* **TASK GOAL**: You are asked to filter the data below and copy every line holding "date".

* **SUPPLIED RECORDS**:
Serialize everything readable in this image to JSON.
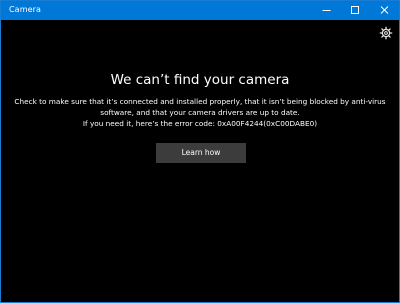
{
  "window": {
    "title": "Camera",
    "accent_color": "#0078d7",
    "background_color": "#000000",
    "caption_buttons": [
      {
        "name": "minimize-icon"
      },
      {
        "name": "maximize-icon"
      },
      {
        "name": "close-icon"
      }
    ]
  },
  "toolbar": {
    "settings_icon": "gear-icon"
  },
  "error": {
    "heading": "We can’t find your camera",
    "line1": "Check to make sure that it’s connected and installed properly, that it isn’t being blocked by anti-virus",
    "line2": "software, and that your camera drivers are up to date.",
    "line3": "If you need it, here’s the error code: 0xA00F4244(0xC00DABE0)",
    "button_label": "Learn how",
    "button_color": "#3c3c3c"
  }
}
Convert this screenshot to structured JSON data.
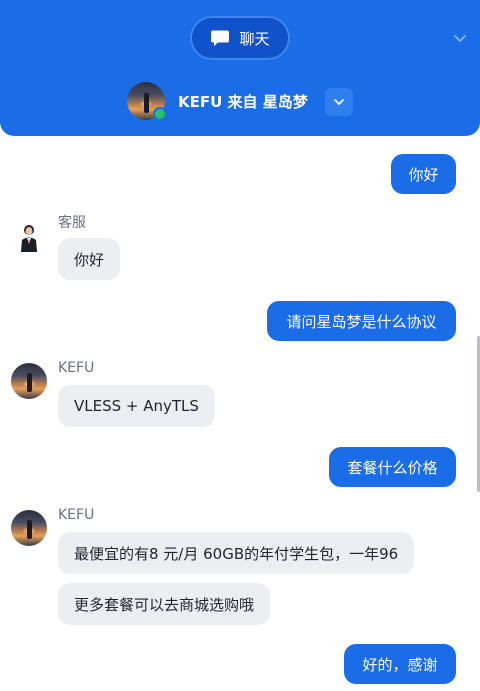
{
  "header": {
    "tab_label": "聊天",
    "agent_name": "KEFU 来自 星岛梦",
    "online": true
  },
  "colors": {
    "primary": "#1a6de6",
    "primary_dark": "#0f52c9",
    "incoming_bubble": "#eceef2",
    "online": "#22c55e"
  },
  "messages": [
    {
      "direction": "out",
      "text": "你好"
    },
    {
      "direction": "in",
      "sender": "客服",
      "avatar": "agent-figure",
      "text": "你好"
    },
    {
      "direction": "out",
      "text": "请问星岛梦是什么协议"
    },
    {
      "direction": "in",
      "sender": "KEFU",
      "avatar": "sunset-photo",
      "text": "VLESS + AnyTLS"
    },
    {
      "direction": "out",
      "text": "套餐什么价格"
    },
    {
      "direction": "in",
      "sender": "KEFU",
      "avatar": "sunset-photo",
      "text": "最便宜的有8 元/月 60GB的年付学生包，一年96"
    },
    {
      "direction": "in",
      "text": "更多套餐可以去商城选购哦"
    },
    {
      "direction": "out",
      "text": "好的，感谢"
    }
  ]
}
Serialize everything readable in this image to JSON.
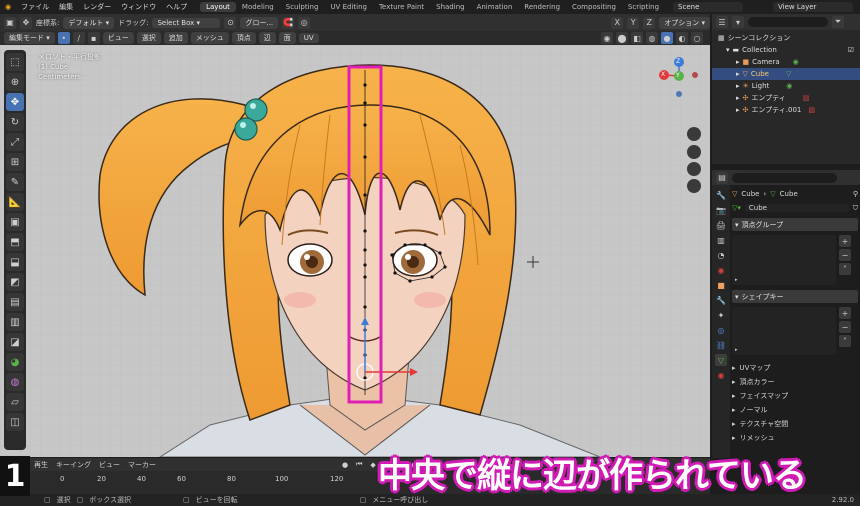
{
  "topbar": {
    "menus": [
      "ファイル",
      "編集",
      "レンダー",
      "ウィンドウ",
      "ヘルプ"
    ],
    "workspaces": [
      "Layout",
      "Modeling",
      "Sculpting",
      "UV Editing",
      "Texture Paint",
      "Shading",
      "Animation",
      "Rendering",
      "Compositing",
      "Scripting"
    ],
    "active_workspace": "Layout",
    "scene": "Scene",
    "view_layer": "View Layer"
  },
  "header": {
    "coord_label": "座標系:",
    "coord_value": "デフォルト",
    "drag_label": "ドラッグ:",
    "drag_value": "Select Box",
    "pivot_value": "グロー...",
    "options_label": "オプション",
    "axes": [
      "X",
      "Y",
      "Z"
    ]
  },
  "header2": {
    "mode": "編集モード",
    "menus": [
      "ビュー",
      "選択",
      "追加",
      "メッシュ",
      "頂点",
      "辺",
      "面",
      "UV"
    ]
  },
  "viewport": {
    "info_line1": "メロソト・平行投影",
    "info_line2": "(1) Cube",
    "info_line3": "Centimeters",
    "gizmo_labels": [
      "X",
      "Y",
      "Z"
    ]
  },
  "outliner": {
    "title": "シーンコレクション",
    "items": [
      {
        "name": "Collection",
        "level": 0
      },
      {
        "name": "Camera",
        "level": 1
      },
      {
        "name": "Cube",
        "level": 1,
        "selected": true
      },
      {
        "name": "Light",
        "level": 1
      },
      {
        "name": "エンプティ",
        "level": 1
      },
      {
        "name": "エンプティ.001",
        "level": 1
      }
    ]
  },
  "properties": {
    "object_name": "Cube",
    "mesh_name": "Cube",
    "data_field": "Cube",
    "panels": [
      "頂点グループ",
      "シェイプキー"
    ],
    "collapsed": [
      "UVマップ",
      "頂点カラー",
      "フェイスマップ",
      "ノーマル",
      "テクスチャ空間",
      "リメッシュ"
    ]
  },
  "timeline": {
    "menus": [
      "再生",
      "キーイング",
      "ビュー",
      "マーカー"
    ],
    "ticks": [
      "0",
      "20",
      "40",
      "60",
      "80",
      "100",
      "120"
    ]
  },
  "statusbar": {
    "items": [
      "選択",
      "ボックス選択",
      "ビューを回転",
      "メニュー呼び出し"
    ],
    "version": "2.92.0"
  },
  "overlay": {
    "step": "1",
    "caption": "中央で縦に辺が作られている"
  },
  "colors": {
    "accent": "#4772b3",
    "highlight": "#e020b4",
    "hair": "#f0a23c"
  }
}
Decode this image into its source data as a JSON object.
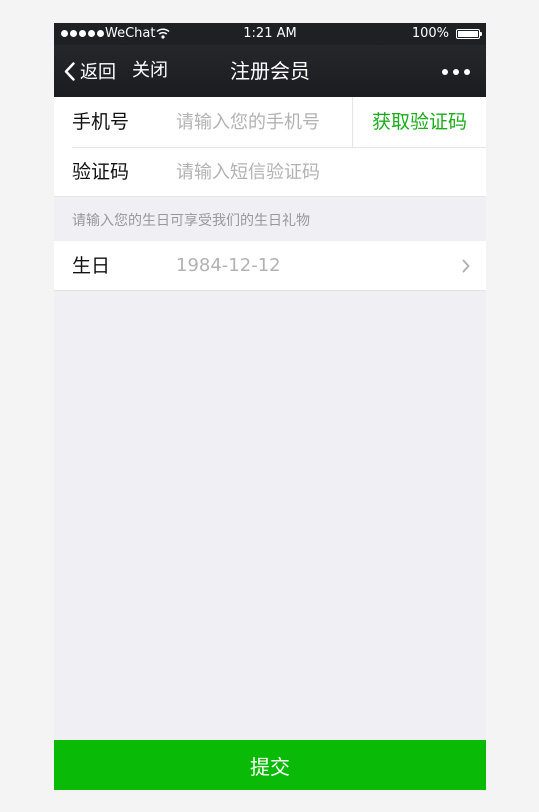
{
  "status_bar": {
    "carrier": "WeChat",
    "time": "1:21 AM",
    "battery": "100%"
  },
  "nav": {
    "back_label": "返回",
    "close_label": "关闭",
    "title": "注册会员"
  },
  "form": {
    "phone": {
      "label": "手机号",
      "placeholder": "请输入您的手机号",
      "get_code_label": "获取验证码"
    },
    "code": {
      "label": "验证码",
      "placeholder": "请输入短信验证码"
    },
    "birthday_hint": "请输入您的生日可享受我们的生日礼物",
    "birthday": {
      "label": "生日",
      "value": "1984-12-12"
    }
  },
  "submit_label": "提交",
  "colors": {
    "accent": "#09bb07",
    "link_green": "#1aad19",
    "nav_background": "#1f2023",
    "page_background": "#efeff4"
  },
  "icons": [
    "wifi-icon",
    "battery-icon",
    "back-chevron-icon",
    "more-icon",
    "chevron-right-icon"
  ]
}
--
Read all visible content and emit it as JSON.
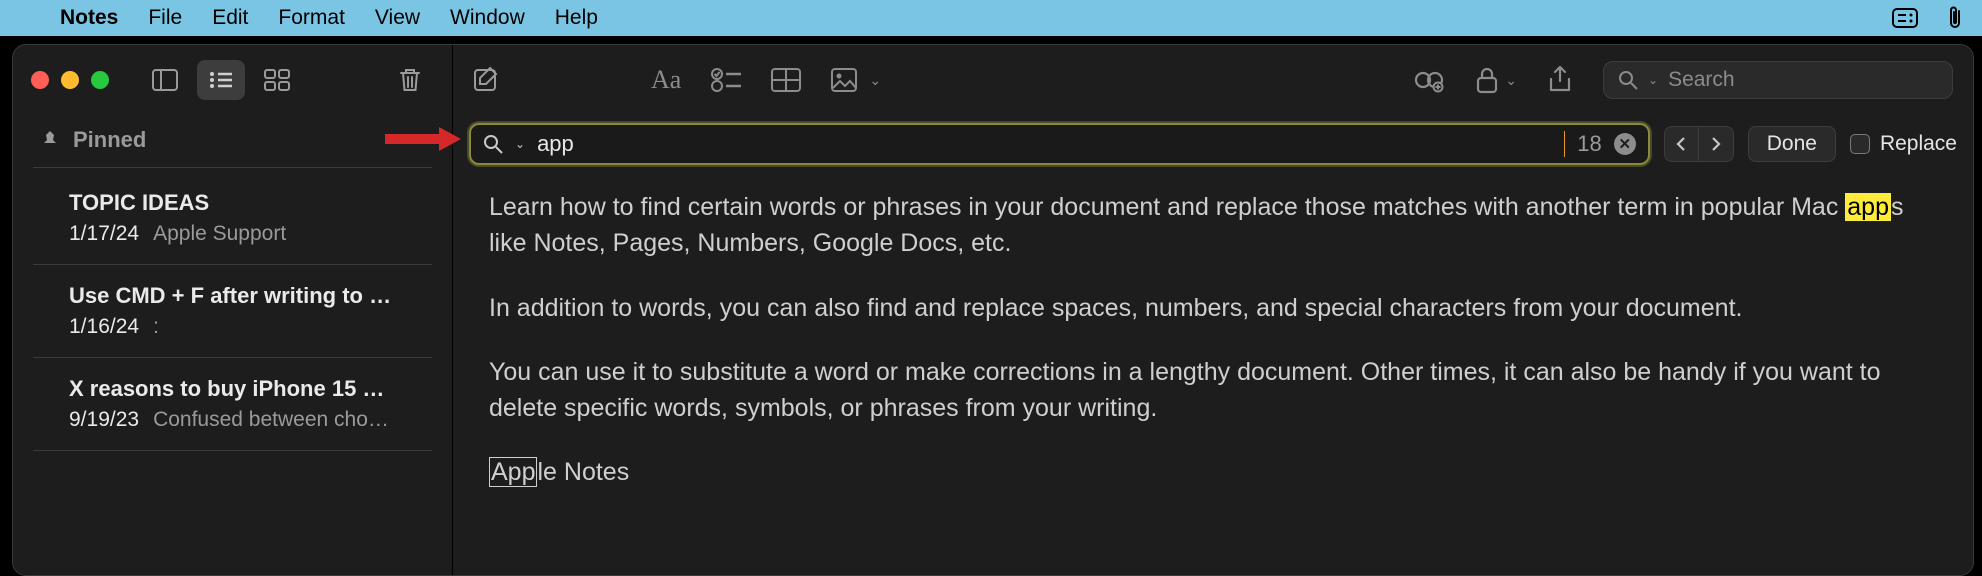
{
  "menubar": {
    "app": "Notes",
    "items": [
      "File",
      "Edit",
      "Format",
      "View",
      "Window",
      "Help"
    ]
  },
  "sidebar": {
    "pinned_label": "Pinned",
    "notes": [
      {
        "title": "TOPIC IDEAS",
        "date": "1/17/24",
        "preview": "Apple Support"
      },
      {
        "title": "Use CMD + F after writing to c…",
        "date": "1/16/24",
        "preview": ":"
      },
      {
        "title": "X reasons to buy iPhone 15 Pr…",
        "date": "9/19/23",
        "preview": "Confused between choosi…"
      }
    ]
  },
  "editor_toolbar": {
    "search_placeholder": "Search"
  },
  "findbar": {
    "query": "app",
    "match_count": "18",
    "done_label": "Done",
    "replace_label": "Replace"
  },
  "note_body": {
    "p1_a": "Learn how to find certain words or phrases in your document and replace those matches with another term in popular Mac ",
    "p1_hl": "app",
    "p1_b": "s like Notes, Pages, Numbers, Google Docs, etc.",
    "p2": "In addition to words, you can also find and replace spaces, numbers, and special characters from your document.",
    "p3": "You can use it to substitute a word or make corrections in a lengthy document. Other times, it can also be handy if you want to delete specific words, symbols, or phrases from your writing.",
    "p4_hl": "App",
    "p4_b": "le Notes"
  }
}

* **EXPECTED OUTPUT**:
    "line2": "software, and that your camera drivers are up to date.",
        "date": "1/17/24",
        "date": "1/16/24",
        "date": "9/19/23",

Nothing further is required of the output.